|Publication Type:||Journal Article|
|Year of Publication:||2001|
|Authors:||M. A. Taylor|
|Journal:||Veterinary journal (London, England : 1997)|
|Pagination:||253 - 268|
|Keywords:||animals, Animals, Domestic, cat, cattle, Dog Diseases, ectoparasite, fleas, humans, insecticide, lice, mites, Tick Control, ticks, Veterinary Drugs|
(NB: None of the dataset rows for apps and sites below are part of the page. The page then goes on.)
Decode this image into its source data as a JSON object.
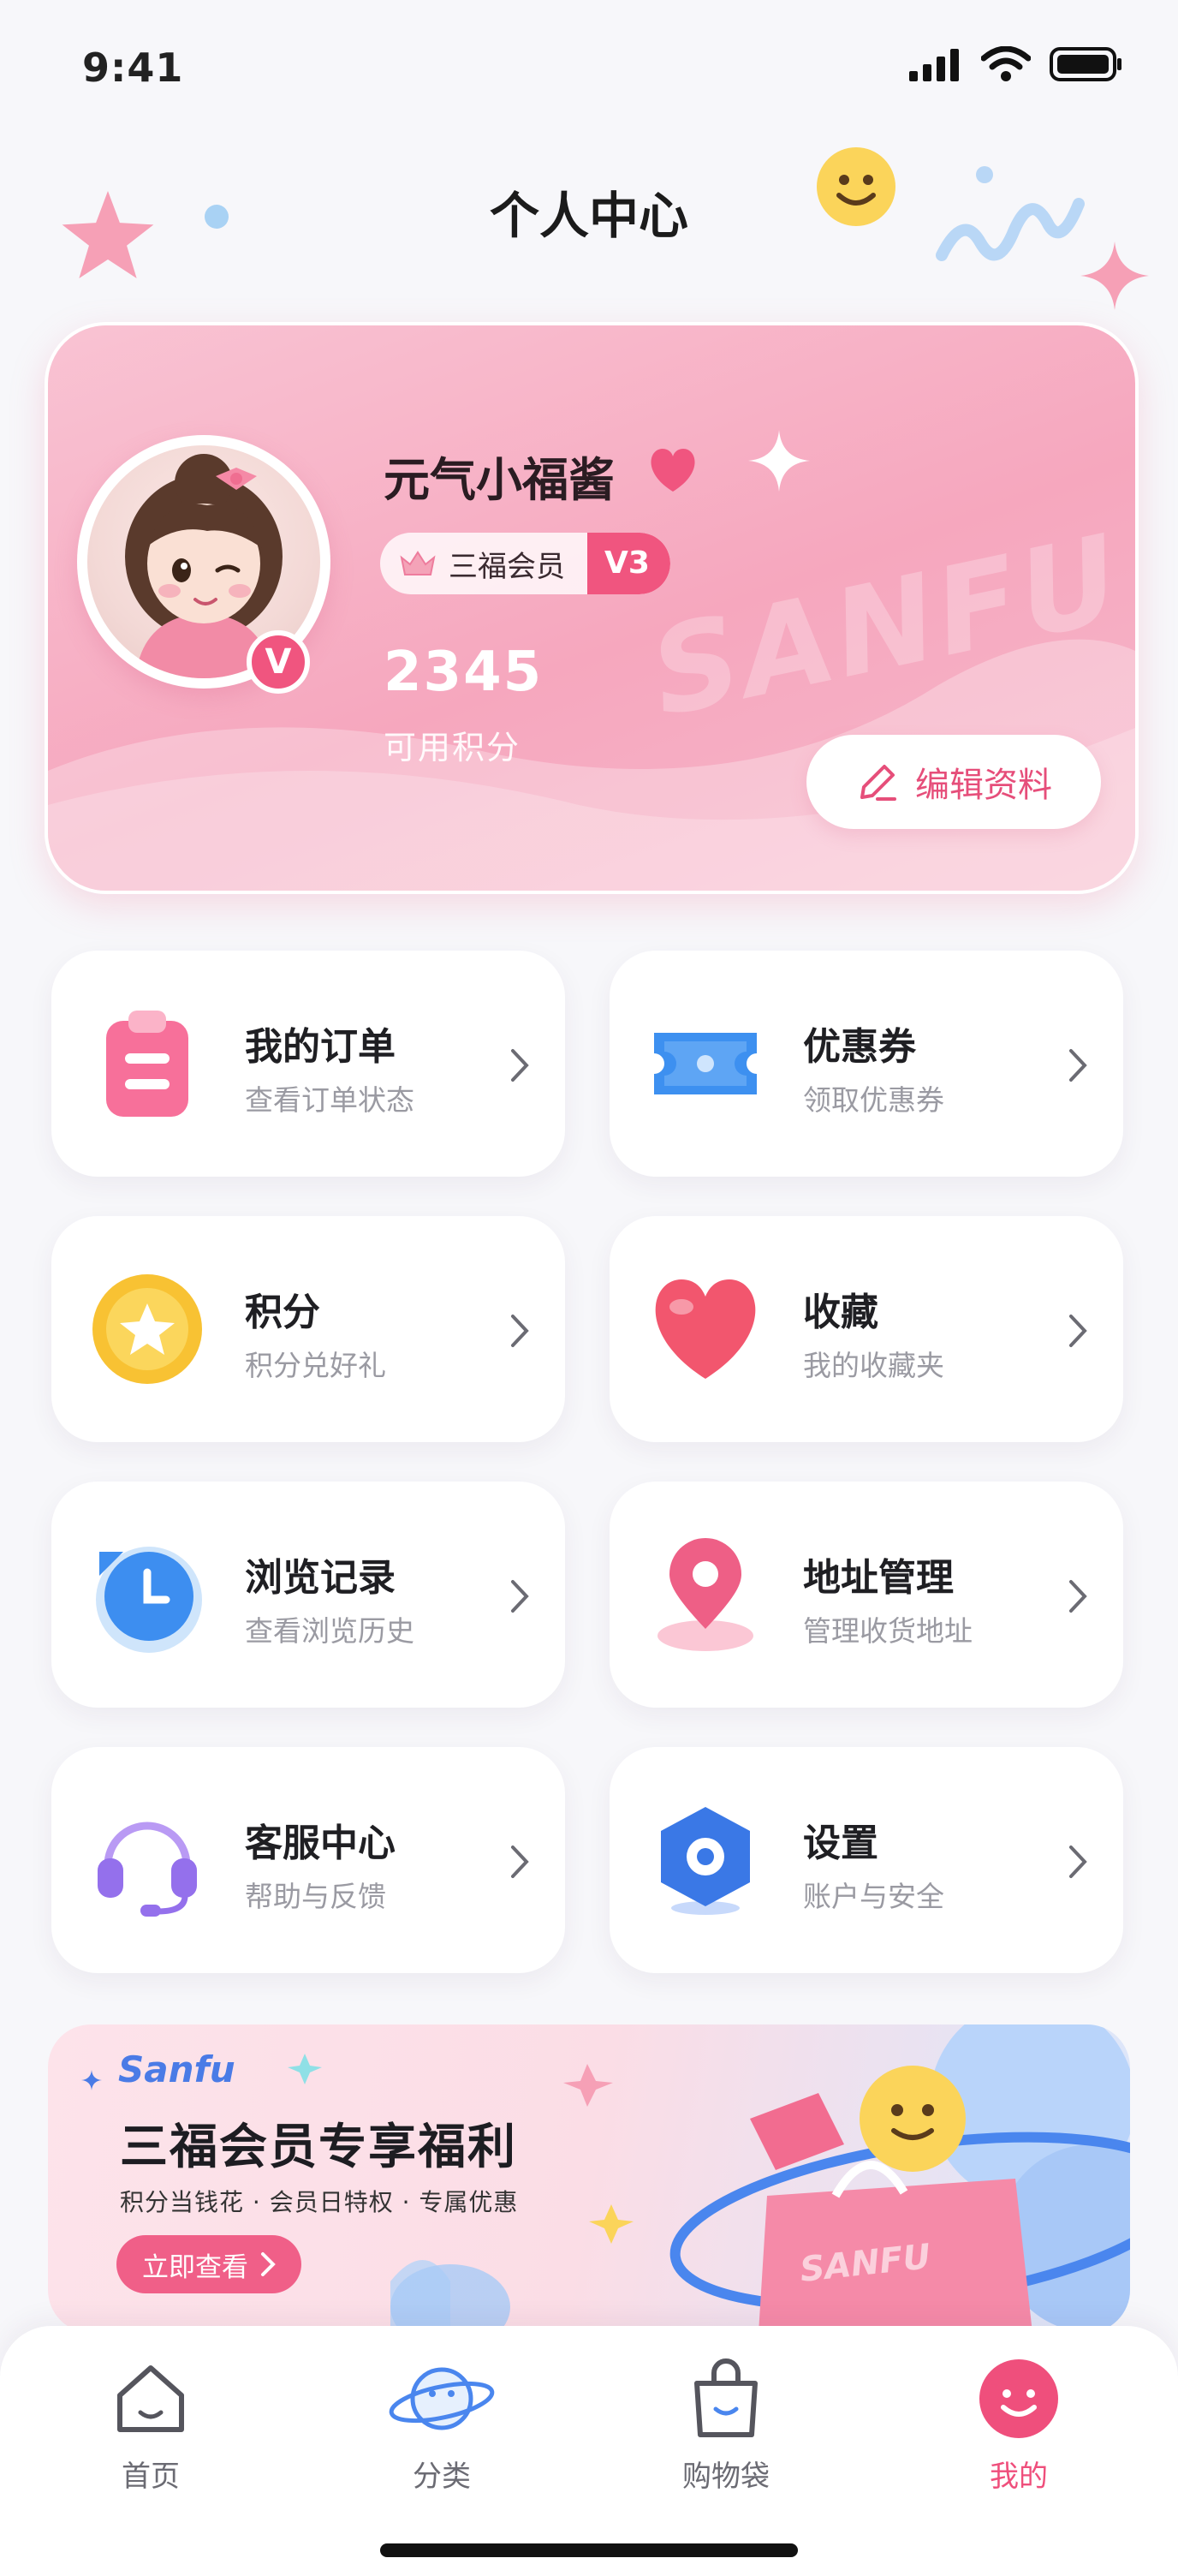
{
  "status_bar": {
    "time": "9:41"
  },
  "header": {
    "title": "个人中心"
  },
  "profile": {
    "username": "元气小福酱",
    "member_label": "三福会员",
    "level": "V3",
    "avatar_badge": "V",
    "points_value": "2345",
    "points_label": "可用积分",
    "edit_label": "编辑资料",
    "watermark": "SANFU"
  },
  "menu": [
    {
      "title": "我的订单",
      "subtitle": "查看订单状态",
      "icon": "clipboard-icon"
    },
    {
      "title": "优惠券",
      "subtitle": "领取优惠券",
      "icon": "coupon-icon"
    },
    {
      "title": "积分",
      "subtitle": "积分兑好礼",
      "icon": "star-coin-icon"
    },
    {
      "title": "收藏",
      "subtitle": "我的收藏夹",
      "icon": "heart-icon"
    },
    {
      "title": "浏览记录",
      "subtitle": "查看浏览历史",
      "icon": "clock-icon"
    },
    {
      "title": "地址管理",
      "subtitle": "管理收货地址",
      "icon": "location-pin-icon"
    },
    {
      "title": "客服中心",
      "subtitle": "帮助与反馈",
      "icon": "headset-icon"
    },
    {
      "title": "设置",
      "subtitle": "账户与安全",
      "icon": "settings-hexagon-icon"
    }
  ],
  "promo": {
    "brand": "Sanfu",
    "title": "三福会员专享福利",
    "subtitle": "积分当钱花 · 会员日特权 · 专属优惠",
    "cta": "立即查看",
    "bag_text": "SANFU"
  },
  "tabbar": {
    "items": [
      {
        "label": "首页",
        "icon": "home-icon"
      },
      {
        "label": "分类",
        "icon": "planet-icon"
      },
      {
        "label": "购物袋",
        "icon": "shopping-bag-icon"
      },
      {
        "label": "我的",
        "icon": "smiley-profile-icon"
      }
    ],
    "active_index": 3
  },
  "colors": {
    "accent": "#ef4f7c",
    "card_pink": "#f6a7be",
    "blue": "#4a7be6"
  }
}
The sales and use of ectoparasiticides for the control of arthropod parasites of domestic animals constitute a major sector of the global animal health market. Animals are infected by a number of parasitic insect and acarine species causing major economic losses in production livestock, intense irritation and skin disease in companion animals, or public health issues, including bites of humans or zoonotic disease transmission. Dog and cat fleas, for example, can be a serious source of both animal and human irritation, which has led to a rapid expansion in the development of flea control products. The control of ectoparasite infections of veterinary importance still relies heavily on the use of chemicals that target the arthropod nervous system. Such compounds have suffered from a number of drawbacks, including the development of resistance and concerns over human and environmental safety. The search for safer technologies has, however, been hindered by the limited number of active target sites present in arthropods and, to some degree, by the ever-increasing costs of research and development of compounds with novel modes of action.This review provides a background to the currently available groups of ectoparasiticide compounds used in veterinary medicine and highlights some of the more recent developments including the introduction of insect growth regulators and new and improved methods of product application.